#### Exercise description:
Please work out how many of the lines below include "LEVEL". Only the number should be given.

╔══

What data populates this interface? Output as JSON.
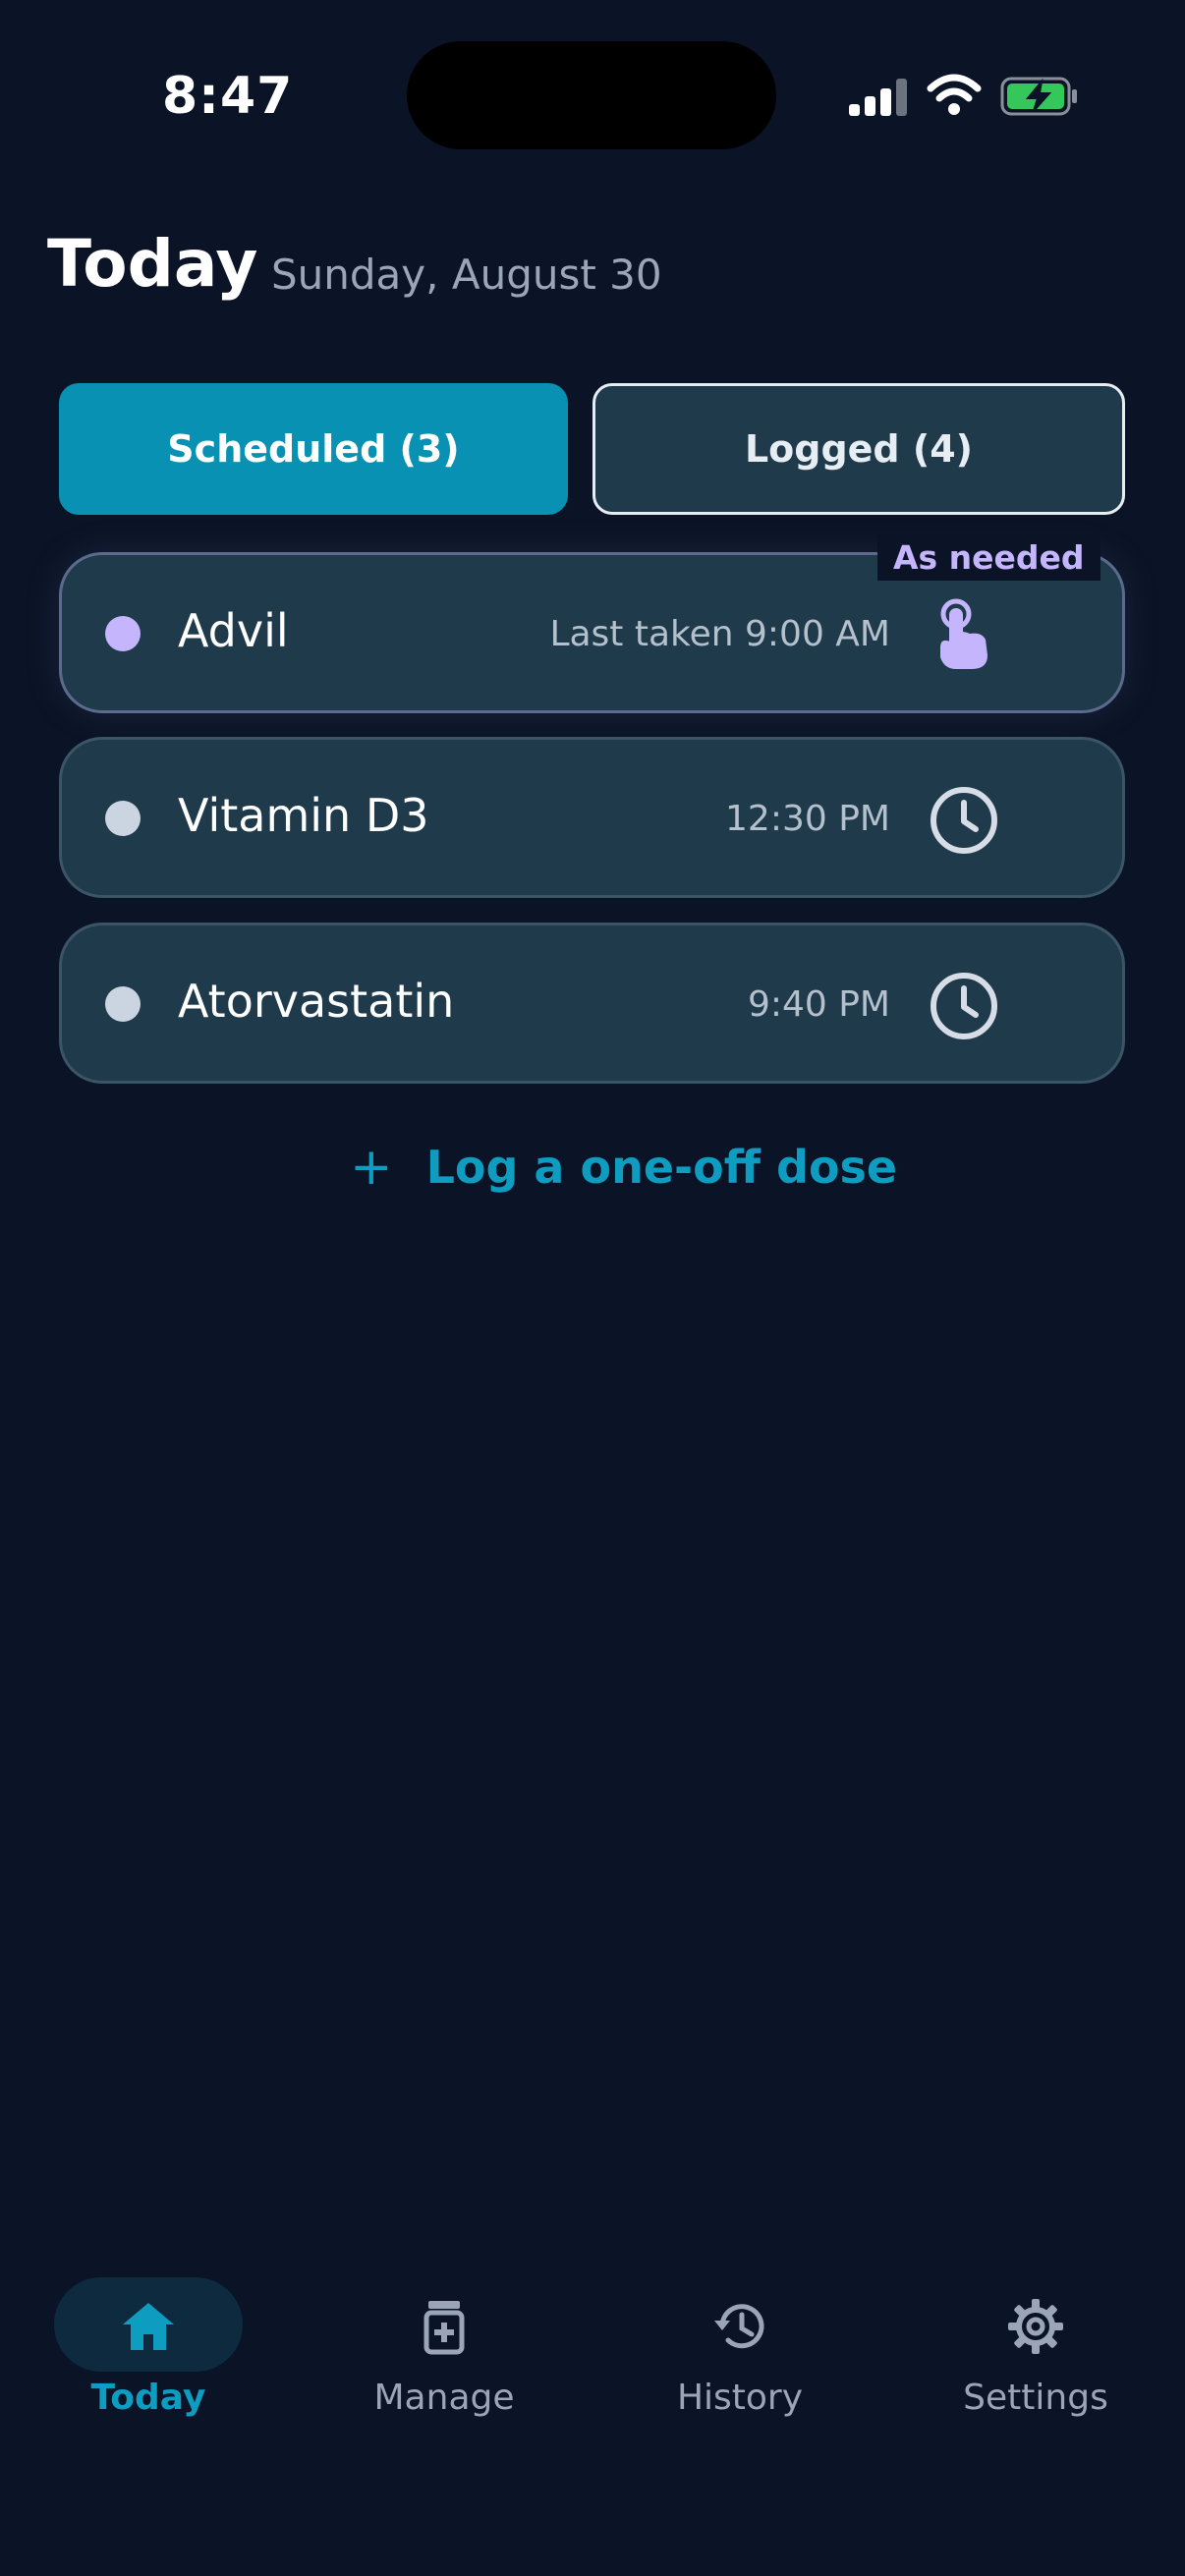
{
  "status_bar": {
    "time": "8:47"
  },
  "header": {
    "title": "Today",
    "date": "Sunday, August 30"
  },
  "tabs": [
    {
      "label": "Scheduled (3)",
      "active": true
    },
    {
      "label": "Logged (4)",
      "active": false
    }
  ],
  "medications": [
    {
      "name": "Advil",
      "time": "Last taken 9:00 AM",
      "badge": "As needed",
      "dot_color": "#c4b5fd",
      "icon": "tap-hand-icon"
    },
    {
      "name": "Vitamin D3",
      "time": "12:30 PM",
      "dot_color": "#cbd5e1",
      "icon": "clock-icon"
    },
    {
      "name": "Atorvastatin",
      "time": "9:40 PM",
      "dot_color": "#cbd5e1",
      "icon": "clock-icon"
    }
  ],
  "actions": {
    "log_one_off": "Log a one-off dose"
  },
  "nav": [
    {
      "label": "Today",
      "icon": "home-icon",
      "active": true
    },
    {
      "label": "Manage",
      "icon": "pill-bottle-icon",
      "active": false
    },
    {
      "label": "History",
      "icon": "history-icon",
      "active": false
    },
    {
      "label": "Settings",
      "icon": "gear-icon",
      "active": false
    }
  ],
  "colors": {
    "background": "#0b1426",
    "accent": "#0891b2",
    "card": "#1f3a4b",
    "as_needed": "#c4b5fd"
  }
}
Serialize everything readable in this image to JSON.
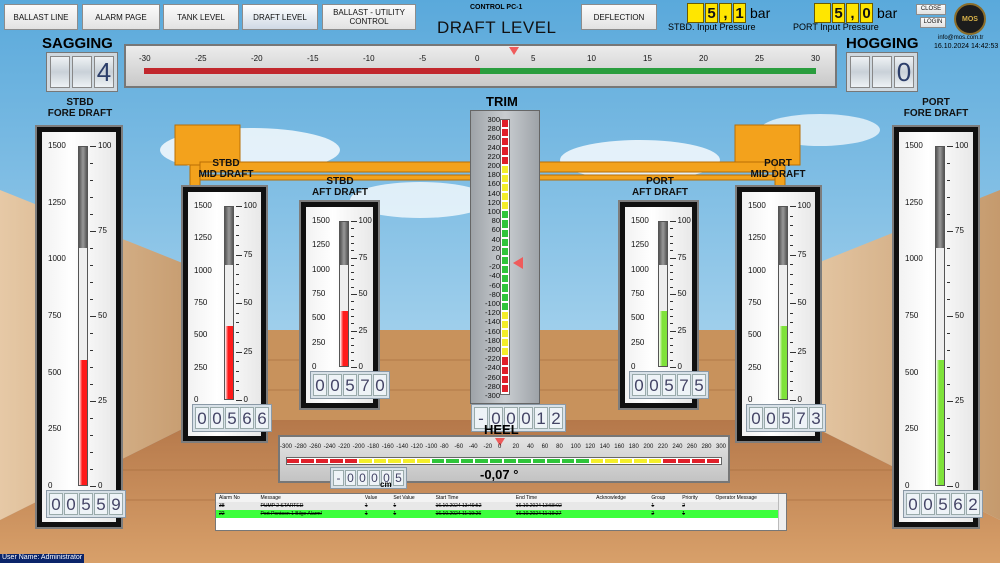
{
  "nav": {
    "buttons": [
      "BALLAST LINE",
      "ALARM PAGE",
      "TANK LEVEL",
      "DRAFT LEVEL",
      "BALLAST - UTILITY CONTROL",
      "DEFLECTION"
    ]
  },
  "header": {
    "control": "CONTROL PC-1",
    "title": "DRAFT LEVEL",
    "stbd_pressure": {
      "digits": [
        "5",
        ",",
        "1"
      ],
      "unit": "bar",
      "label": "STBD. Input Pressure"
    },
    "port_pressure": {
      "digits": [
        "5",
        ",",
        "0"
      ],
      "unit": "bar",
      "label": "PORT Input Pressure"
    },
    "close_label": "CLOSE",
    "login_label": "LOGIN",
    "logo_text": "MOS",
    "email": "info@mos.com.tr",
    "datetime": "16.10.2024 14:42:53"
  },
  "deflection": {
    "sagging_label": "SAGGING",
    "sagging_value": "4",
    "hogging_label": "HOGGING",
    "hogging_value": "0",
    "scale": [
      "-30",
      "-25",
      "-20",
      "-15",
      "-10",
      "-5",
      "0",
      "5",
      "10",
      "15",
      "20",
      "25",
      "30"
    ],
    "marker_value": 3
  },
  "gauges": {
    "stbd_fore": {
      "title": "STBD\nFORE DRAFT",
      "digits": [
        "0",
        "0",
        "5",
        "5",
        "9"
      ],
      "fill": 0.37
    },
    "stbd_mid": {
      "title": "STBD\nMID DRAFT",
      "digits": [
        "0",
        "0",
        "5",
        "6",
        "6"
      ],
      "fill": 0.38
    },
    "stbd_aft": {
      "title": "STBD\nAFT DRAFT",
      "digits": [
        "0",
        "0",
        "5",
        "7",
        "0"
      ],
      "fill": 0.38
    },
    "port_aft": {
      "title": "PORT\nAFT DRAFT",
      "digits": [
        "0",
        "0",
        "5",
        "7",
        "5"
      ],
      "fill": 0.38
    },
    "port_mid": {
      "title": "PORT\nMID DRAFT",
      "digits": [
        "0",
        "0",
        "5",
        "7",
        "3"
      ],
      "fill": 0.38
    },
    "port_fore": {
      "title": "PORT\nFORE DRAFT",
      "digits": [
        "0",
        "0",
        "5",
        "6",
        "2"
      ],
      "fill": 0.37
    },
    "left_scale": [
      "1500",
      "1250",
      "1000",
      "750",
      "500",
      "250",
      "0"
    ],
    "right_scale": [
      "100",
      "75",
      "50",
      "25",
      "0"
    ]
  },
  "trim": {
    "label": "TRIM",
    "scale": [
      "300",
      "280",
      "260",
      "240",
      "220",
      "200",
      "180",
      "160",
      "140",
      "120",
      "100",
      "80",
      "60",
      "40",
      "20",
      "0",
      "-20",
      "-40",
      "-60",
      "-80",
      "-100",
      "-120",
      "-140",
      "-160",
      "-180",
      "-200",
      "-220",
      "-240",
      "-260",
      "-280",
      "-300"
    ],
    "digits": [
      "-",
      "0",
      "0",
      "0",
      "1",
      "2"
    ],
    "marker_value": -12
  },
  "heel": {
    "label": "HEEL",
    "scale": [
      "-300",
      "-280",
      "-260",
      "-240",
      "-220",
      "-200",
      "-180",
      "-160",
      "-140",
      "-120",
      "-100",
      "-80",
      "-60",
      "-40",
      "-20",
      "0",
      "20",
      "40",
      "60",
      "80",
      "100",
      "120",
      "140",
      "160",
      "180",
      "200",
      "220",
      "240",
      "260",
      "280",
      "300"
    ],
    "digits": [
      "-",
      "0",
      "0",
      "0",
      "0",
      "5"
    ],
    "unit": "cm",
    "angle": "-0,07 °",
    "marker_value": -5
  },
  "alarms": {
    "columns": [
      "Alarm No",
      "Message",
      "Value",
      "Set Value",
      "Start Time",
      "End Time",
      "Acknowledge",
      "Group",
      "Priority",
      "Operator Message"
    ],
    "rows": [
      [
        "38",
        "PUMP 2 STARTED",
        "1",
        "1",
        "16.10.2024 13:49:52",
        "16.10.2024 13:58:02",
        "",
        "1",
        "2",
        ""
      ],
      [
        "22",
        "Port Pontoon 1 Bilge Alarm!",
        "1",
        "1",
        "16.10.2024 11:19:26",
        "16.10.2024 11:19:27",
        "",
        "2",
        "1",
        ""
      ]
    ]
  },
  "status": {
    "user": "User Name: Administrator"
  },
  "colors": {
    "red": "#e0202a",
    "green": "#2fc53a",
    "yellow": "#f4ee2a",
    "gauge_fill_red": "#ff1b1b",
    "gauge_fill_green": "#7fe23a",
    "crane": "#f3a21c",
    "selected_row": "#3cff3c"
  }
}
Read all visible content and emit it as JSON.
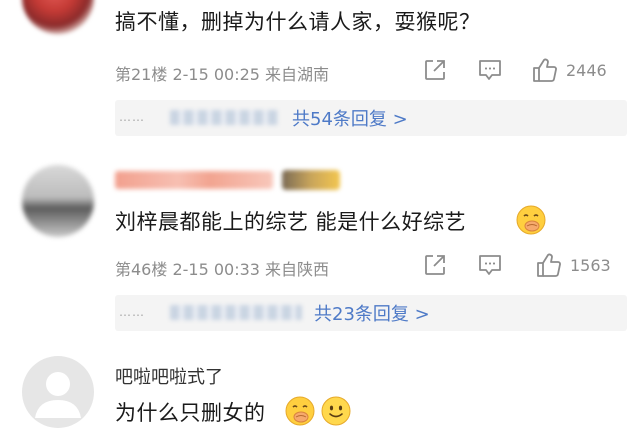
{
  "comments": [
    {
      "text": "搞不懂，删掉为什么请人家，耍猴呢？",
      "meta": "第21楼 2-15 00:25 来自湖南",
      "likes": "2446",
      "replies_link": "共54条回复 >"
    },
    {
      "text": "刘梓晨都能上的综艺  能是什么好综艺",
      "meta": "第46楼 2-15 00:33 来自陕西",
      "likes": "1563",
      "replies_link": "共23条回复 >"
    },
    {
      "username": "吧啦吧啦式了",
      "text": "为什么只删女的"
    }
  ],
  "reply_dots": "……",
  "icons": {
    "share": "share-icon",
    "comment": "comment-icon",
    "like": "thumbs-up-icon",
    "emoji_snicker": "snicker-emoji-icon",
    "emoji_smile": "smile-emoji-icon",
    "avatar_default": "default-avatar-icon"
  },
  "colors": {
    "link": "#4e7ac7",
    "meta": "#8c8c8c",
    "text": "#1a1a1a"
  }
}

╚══

#### Response area:
3